I don’t know a lot about hip hop.  Most of my knowledge about it is based on what I listened to in the 80’s.  When Salt n’ Pepa were talking about having sex responsibly and LL Cool J was fulfilling his mama’s wishes to knock people out.

I am somewhat familiar with Fifty Cent.   I know that he wears a flak jacket a lot and that he’s been shot a bunch of times and lived.  And I know he likes to sing to someone named “Shorty” when it’s their birthday.  And I also know that he has had a video game made about him and his world-wind life as a rapper/gun-toting mercenary.

I decided that when I played this game that I would assume that this is a hard-hitting true story about this rapper’s life.  Here are some things that I learned about Fifty Cent during the cut scenes at the beginning of the game:

1:  Fifty Cent always walks around with guns and grenades strapped to him.  This is interesting to me.  I know life on the streets is very tough and one might need to pack some heat, but grenades?  That’s pretty crazy.

2:  Fifty Cent often plays concerts in dangerous places like Fallujah.  I know this because this seems to be where this game begins and takes place.  The game picks up on the last leg of Fifty’s tour where he and the rest of the members of G-Unit, who are also similarly strapped, are just finishing up a concert.

3:  Fifty Cent never gets paid up front to go put on a concert.  I thought this was very interesting.  Because one thing I’ve kinda assumed about rappers is that they do like money a lot.  Getting paid is very important.  Why would a guy put on a concert and wait to get paid at the very end?  Especially in a place like Fallujah?  Don’t get me wrong, I know this might sound naive or ignorant, but I’m only really going off of what the game is telling me.

4:  Diamond encrusted skulls are an acceptable form of payment for one’s rap services.

5:  Fifty Cent’s life must be very lonely.  The only people he seems to meet are people that are trying to kill him and that he has to then kill.  No one in the game that he meets turns out to be his friend.  That is sad.  From grizzled mercenaries to bad guys of indeterminate  Middle Eastern origin.  None of these people are out to do anything other than irreparable harm to our hero. His only friends, the other members of G-unit, do little more to help him in the game than to give him a boost up on ledges or help him to open the odd door here and there.  Oh, and also kill people alongside of him.  But they don’ t do that terribly well.

This gives the game a very, uh, bittersweet feeling as even though I do appear to be winning, I feel like I’m losing at the same time.   But enough about what I learned about Fifty Cent, the man.  Let’s talk about Fifty Cent, the game.  Everything about this game feels like something I’ve played in a game before.  Some of the combat and the partner action reminds me of a game like Army of 2, but no quite.  The other members of G-unit seem interchangeable with no real difference in who you choose.  They seem to fight along side of you, but don’t really seem to help you when you’re in danger.  There’s a slo-mo feature like in Max Payne, that allows you to fight off multiple enemies, but in the heat of battle it was difficult to use and I ended up abandoning it entirely with little affect on my ability to play the game.
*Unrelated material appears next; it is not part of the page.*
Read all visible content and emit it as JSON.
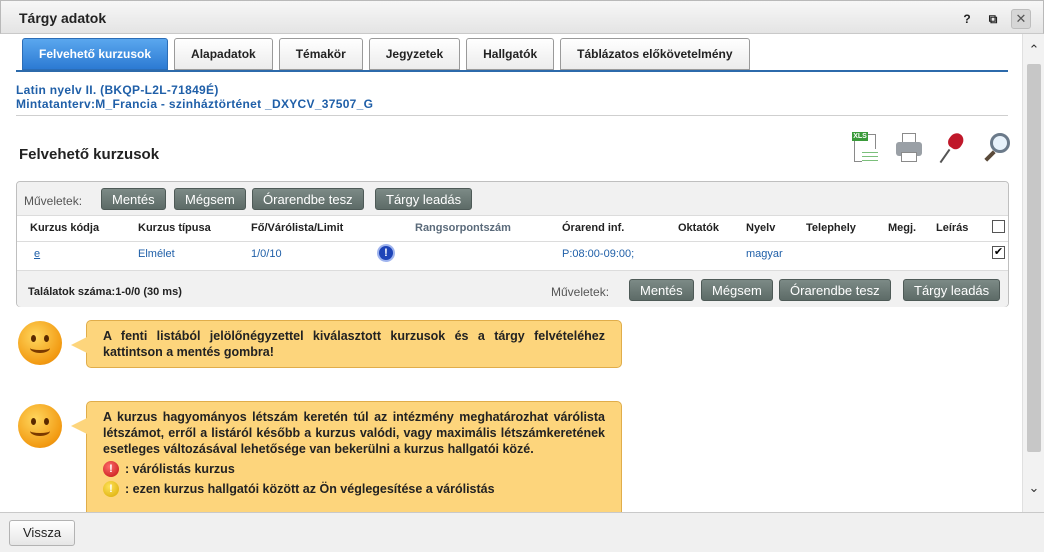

Close quarters hand-to-hand combat was only accomplished through timed button presses which really slowed things down unnecessarily.  It took me longer to push the buttons to punch a guy, than it did to watch Fifty Cent punch a guy three times and stab him in the chest after I had successfully completed the button pressing.  The one saving grace was a series of timed challenges where you had to kill certain enemies within a time limit to earn ammo upgrades.  (Like exploding bullets and incendiary rounds.)  These were the only things that I actually found helped me in the game.  Plus, it was actually very challenging to try and accomplish within the time limit.

So the lackluster repetitive gameplay, an “is that really it” ending and a premise more improbable than the movie Cool as Ice, I give Fifty Cent: Blood on the Sand 3 out of 10 keggers.